• _What needs to be done_: Leave every image behind and restate the data word for word.

• • • •

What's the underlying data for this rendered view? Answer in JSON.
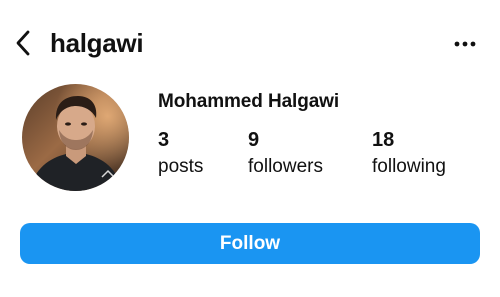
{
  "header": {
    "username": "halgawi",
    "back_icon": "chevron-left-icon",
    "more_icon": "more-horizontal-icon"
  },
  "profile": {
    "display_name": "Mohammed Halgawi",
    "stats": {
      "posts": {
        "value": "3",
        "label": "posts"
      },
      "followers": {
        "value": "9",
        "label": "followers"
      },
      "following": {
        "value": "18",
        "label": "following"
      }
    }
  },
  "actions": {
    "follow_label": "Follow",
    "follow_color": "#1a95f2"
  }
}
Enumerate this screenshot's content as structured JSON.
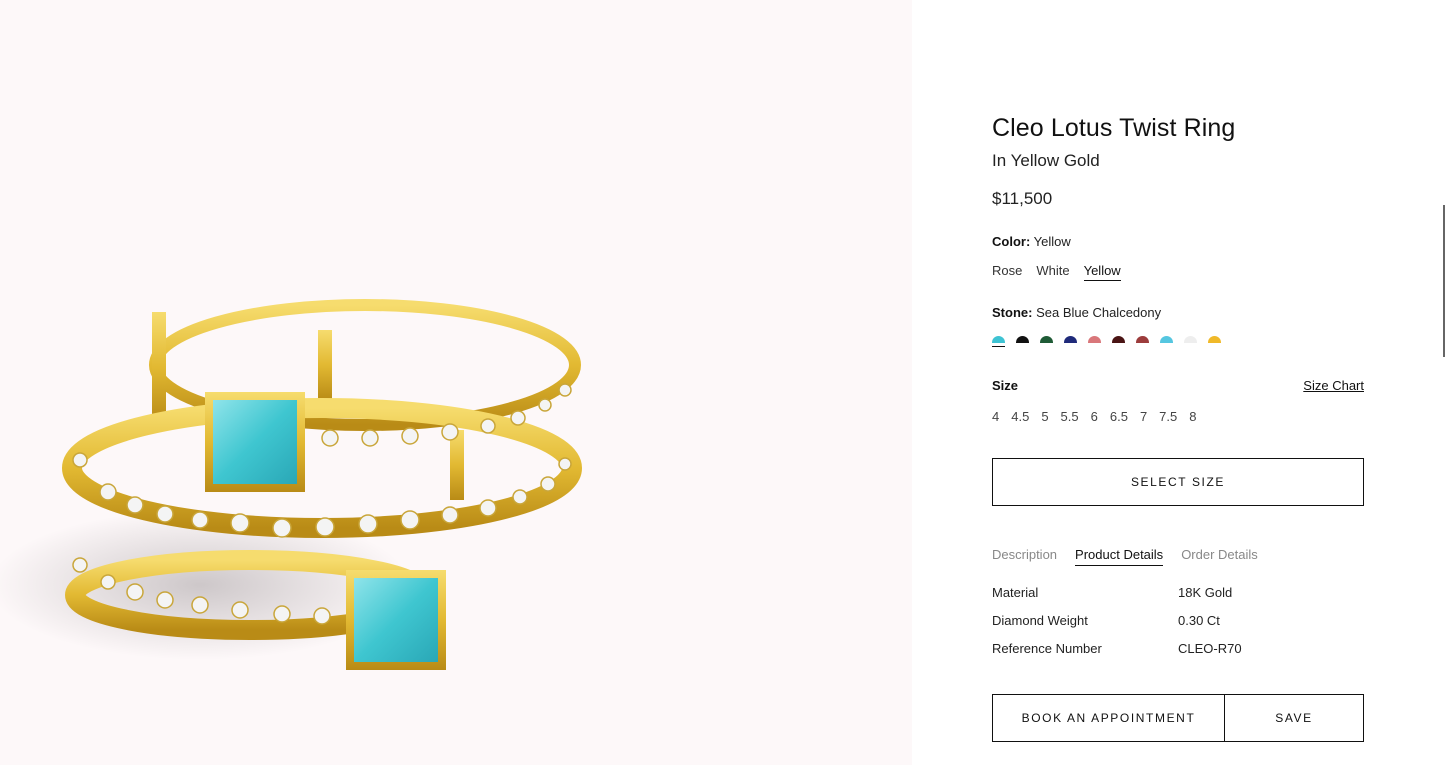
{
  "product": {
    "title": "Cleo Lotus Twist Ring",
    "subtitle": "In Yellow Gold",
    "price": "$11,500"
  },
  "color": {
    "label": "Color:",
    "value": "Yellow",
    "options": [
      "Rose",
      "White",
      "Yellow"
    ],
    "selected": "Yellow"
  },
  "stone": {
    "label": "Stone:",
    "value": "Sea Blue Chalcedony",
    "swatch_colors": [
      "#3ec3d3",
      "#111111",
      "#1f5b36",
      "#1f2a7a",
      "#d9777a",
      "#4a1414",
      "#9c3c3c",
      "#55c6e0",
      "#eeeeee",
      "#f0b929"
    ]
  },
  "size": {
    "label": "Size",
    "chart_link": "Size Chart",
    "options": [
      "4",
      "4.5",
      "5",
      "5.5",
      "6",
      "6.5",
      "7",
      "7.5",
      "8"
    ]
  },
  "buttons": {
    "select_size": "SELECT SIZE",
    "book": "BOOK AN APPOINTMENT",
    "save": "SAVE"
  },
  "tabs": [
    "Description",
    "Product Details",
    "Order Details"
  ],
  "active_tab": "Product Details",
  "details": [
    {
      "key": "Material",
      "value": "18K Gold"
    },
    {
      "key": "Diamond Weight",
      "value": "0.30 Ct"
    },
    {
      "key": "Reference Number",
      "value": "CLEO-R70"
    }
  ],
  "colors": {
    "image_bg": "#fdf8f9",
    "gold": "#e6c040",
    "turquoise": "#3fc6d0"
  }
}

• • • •

• _Solution to the exercise_:
What's the underlying data for this rendered view? Answer in JSON.
{
  "header": {
    "username": "halgawi",
    "back_icon": "chevron-left-icon",
    "more_icon": "more-horizontal-icon"
  },
  "profile": {
    "display_name": "Mohammed Halgawi",
    "stats": {
      "posts": {
        "value": "3",
        "label": "posts"
      },
      "followers": {
        "value": "9",
        "label": "followers"
      },
      "following": {
        "value": "18",
        "label": "following"
      }
    }
  },
  "actions": {
    "follow_label": "Follow",
    "follow_color": "#1a95f2"
  }
}
Enumerate this screenshot's content as structured JSON.
{
  "product": {
    "title": "Cleo Lotus Twist Ring",
    "subtitle": "In Yellow Gold",
    "price": "$11,500"
  },
  "color": {
    "label": "Color:",
    "value": "Yellow",
    "options": [
      "Rose",
      "White",
      "Yellow"
    ],
    "selected": "Yellow"
  },
  "stone": {
    "label": "Stone:",
    "value": "Sea Blue Chalcedony",
    "swatch_colors": [
      "#3ec3d3",
      "#111111",
      "#1f5b36",
      "#1f2a7a",
      "#d9777a",
      "#4a1414",
      "#9c3c3c",
      "#55c6e0",
      "#eeeeee",
      "#f0b929"
    ]
  },
  "size": {
    "label": "Size",
    "chart_link": "Size Chart",
    "options": [
      "4",
      "4.5",
      "5",
      "5.5",
      "6",
      "6.5",
      "7",
      "7.5",
      "8"
    ]
  },
  "buttons": {
    "select_size": "SELECT SIZE",
    "book": "BOOK AN APPOINTMENT",
    "save": "SAVE"
  },
  "tabs": [
    "Description",
    "Product Details",
    "Order Details"
  ],
  "active_tab": "Product Details",
  "details": [
    {
      "key": "Material",
      "value": "18K Gold"
    },
    {
      "key": "Diamond Weight",
      "value": "0.30 Ct"
    },
    {
      "key": "Reference Number",
      "value": "CLEO-R70"
    }
  ],
  "colors": {
    "image_bg": "#fdf8f9",
    "gold": "#e6c040",
    "turquoise": "#3fc6d0"
  }
}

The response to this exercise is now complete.